**EXERCISE:**
Only the lines with "String" in the entries below belong in the answer; please copy them.

**GIVEN INFORMATION:**
.....
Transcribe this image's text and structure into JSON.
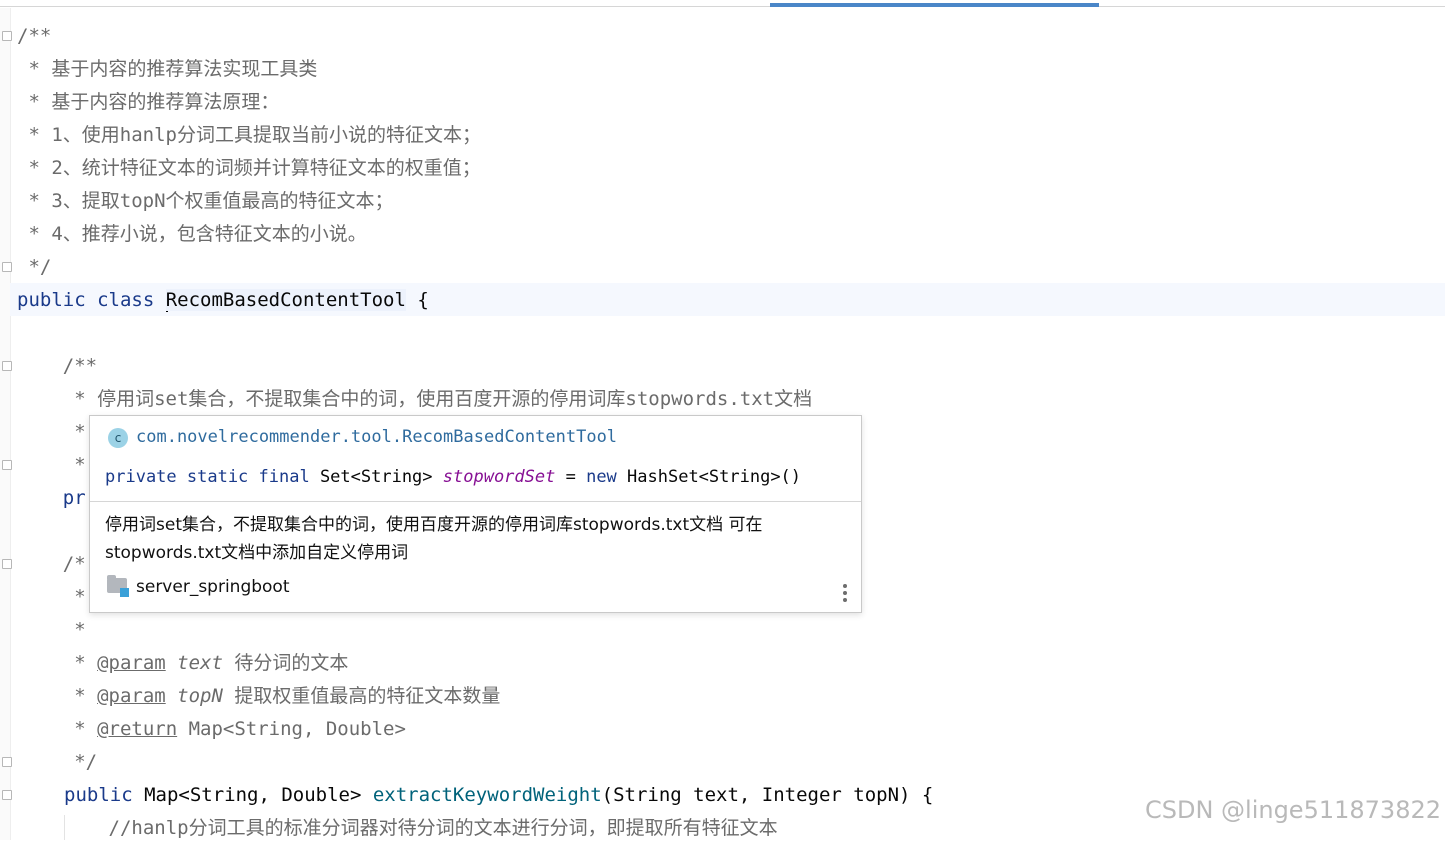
{
  "editor": {
    "lines": {
      "l1": "/**",
      "l2": " * 基于内容的推荐算法实现工具类",
      "l3": " * 基于内容的推荐算法原理：",
      "l4": " * 1、使用hanlp分词工具提取当前小说的特征文本；",
      "l5": " * 2、统计特征文本的词频并计算特征文本的权重值；",
      "l6": " * 3、提取topN个权重值最高的特征文本；",
      "l7": " * 4、推荐小说，包含特征文本的小说。",
      "l8": " */",
      "l9_kw": "public class ",
      "l9_cls": "RecomBasedContentTool",
      "l9_tail": " {",
      "l10": "    /**",
      "l11": "     * 停用词set集合，不提取集合中的词，使用百度开源的停用词库stopwords.txt文档",
      "l12": "     *",
      "l13": "     *",
      "l14": "    pr",
      "l15": "    /*",
      "l16": "     *",
      "l17": "     *",
      "l18_pre": "     * ",
      "l18_tag": "@param",
      "l18_name": "text",
      "l18_desc": " 待分词的文本",
      "l19_pre": "     * ",
      "l19_tag": "@param",
      "l19_name": "topN",
      "l19_desc": " 提取权重值最高的特征文本数量",
      "l20_pre": "     * ",
      "l20_tag": "@return",
      "l20_desc": " Map<String, Double>",
      "l21": "     */",
      "l22_kw": "public",
      "l22_type": " Map<String, Double> ",
      "l22_fn": "extractKeywordWeight",
      "l22_rest": "(String text, Integer topN) {",
      "l23": "        //hanlp分词工具的标准分词器对待分词的文本进行分词，即提取所有特征文本"
    }
  },
  "popup": {
    "icon_letter": "c",
    "qualified_name": "com.novelrecommender.tool.RecomBasedContentTool",
    "decl_kw": "private static final",
    "decl_type": " Set<String> ",
    "decl_field": "stopwordSet",
    "decl_eq": " = ",
    "decl_new": "new",
    "decl_init": " HashSet<String>()",
    "doc_text": "停用词set集合，不提取集合中的词，使用百度开源的停用词库stopwords.txt文档 可在stopwords.txt文档中添加自定义停用词",
    "module": "server_springboot"
  },
  "watermark": "CSDN @linge511873822"
}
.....
**RESPONSE TO THIS TASK:**
      "l20_desc": " Map<String, Double>",
      "l22_type": " Map<String, Double> ",
      "l22_rest": "(String text, Integer topN) {",
    "decl_type": " Set<String> ",
    "decl_init": " HashSet<String>()",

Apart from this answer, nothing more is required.